  • histidine (to stabilise the pH). The histidine pH buffer is to ensure the vaccine stays as close as possible to the pH of human body fluids. This is to ensure the immune system does not waste time trying to neutralise the vaccine instead of responding to the outer membrane vesicles.
  • normal saline. The saline (sterile salt and water) is also like packaging. It is required so that all of the above can be dissolved into a solution that can be injected. It is the same salinity (saltiness) as normal human body fluid.

The antigen in MeNZB is prepared from B:4:P1.7b,4 (NZ 98/254 ) N. meningitidis strain, grown in a fermentor. The bacteria are grown in a synthetic culture medium containing sugar, essential amino acids and essential elements such as iron and potassium. The fermentation does not use bovine or porcine products. The cellular outer membranes are extracted with the detergent deoxycholate, which kills the bacteria. Outer membrane vesicles are purified out of the culture medium by ultracentrifugation, stabilised by histidine and then adsorbed to aluminium hydroxide Al(OH)3 as an adjuvant. Purification is achieved by ultrafiltration/diafiltration.


Since its introduction the vaccine has had a dramatic impact on the meningitis epidemic that broke out in 2004.[2] In April 2008 it was announced by the New Zealand Ministry of Health that the MeNZB vaccination programme will be completed by 31 December 2008, and that after this period vaccination would require authorization of a GP. Reasons given for this halt of the programme include that the epidemic was coming to an end, and that immune protection given by the vaccine is only short-term.[3] The primary analysis estimated MeNZB to have an effectiveness of 77% after 3 doses and a mean follow-up time of 3.2 years.[4]

As N. gonorrhoeae and N. meningitidis are closely related bacteria and have 80–90% homology in their genetic sequences some cross-protection by meningococcal vaccines against N. gonorrhoeae infections is plausible. A study published in 2017 showed that MeNZB vaccine provided a partial protection against Gonorrhea.[5]The vaccine efficiency was calculated to be 31%.[6]

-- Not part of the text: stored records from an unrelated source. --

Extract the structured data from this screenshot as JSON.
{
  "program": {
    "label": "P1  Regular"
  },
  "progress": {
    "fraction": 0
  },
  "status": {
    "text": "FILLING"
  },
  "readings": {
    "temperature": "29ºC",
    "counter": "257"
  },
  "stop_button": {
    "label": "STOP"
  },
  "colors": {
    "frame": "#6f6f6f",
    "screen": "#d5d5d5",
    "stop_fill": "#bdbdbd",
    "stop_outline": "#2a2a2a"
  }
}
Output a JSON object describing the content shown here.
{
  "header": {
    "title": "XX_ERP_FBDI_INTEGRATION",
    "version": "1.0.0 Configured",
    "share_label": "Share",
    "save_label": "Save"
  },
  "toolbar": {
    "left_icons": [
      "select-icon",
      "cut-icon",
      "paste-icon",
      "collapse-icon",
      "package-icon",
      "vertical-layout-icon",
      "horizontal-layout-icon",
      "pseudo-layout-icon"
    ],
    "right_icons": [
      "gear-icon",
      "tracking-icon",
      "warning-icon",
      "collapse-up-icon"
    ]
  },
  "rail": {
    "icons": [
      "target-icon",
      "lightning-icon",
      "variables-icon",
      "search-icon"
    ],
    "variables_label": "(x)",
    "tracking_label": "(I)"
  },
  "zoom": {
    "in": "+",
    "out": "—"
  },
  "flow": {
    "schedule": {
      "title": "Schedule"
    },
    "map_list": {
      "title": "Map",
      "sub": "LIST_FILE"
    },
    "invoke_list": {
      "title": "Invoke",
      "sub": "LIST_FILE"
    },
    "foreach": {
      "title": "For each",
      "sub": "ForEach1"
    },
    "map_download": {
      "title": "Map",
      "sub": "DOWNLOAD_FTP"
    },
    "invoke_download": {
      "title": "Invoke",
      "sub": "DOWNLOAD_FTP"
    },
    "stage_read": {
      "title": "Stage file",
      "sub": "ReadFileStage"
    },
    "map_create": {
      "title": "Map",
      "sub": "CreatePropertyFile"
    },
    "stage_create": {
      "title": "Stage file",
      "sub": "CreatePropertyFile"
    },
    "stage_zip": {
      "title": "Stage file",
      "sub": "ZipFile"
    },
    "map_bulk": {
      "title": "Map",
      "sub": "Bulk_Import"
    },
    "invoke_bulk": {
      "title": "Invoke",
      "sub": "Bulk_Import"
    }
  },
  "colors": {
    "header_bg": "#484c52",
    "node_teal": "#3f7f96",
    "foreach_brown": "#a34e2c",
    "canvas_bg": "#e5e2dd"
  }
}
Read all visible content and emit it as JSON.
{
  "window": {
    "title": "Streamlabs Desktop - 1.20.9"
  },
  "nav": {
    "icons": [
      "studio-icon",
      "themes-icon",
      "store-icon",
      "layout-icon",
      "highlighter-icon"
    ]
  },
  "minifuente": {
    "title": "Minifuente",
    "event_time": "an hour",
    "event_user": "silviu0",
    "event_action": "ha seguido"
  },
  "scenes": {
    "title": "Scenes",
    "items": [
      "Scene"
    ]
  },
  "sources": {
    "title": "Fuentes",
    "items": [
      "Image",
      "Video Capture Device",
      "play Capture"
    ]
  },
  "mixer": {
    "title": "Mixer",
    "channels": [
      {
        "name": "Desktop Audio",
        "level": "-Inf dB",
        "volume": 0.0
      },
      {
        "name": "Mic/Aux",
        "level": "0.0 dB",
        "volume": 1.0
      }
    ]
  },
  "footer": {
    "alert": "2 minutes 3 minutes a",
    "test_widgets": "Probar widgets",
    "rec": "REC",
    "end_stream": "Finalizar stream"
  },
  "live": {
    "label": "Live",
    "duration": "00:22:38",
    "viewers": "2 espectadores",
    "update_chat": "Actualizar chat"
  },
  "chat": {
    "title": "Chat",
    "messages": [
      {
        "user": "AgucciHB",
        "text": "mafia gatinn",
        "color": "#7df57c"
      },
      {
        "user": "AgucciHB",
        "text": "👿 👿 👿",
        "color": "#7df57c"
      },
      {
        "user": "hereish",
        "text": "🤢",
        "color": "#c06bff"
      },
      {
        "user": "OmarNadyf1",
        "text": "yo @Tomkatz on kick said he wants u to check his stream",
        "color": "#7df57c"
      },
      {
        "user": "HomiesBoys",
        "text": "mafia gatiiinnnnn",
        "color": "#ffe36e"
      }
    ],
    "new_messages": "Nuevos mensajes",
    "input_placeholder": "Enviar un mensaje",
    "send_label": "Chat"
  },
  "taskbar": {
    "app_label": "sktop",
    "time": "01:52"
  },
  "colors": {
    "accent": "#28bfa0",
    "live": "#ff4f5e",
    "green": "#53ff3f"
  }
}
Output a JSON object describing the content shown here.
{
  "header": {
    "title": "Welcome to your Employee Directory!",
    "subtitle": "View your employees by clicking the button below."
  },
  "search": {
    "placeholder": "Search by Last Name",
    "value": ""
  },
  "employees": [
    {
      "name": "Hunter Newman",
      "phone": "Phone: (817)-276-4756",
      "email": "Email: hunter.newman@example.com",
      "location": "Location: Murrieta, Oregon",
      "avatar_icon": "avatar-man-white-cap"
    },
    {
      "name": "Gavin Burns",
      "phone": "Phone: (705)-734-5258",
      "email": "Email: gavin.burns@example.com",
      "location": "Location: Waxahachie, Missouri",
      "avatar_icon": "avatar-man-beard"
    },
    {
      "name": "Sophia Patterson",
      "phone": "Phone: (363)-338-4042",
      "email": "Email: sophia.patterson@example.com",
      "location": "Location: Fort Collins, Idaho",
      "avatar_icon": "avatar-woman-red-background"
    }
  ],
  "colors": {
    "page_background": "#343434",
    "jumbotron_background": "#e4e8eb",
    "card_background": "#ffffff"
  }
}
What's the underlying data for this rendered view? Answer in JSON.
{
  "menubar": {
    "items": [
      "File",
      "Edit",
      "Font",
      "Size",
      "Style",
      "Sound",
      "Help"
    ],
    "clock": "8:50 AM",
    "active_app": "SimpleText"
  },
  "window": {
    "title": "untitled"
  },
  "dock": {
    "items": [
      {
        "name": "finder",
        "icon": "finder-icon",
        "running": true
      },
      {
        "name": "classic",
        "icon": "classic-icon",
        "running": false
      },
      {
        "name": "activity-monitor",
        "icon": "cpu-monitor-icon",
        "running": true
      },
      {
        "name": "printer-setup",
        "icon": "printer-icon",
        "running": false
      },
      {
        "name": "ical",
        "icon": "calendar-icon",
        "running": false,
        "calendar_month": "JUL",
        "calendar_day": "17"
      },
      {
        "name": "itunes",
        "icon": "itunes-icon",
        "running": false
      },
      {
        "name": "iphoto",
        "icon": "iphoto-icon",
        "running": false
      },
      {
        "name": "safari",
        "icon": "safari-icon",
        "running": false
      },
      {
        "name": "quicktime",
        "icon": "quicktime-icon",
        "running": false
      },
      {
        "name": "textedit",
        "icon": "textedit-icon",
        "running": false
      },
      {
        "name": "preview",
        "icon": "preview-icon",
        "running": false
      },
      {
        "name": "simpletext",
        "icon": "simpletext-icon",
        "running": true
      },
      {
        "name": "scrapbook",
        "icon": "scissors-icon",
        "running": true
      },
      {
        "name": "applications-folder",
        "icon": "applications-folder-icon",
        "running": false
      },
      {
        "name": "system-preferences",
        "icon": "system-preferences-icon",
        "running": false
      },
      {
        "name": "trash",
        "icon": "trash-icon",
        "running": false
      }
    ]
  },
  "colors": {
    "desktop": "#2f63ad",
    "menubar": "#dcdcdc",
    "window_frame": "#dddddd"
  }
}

  1. ^ Loring BJ, Turner N, Petousis-Harris H (November 2008). "MeNZB vaccine and epidemic control: when do you stop vaccinating?". Vaccine. 26 (47): 5899–904. doi:10.1016/j.vaccine.2008.08.062. PMID 18804134.
  2. ^ Holst J, Martin D, Arnold R, et al. (June 2009). "Properties and clinical performance of vaccines containing outer membrane vesicles from Neisseria meningitidis". Vaccine. 27 Suppl 2: B3–12. doi:10.1016/j.vaccine.2009.04.071. PMID 19481313.
  3. ^ Ministry of Health statement,[permanent dead link]
  4. ^ Meningococcal: New Insights for the Healthcare Professional: 2012 Edition: ScholarlyBrief. ScholarlyEditions. 10 December 2012. pp. 51–. ISBN 978-1-4649-7337-6.
  5. ^ Gottlieb, Sami L.; Johnston, Christine (2017). "Future prospects for new vaccines against sexually transmitted infections". Curr Opin Infect Dis. 30 (1): 77–86. doi:10.1097/QCO.0000000000000343. PMC 5325242. PMID 27922851.
  6. ^ Petousis-Harris, Helen (2017). "Effectiveness of a group B outer membrane vesicle meningococcal vaccine against gonorrhoea in New Zealand: a retrospective case-control study". Lancet. 390 (10102): 1603–1610. doi:10.1016/S0140-6736(17)31449-6. PMID 28705462.

External links[edit]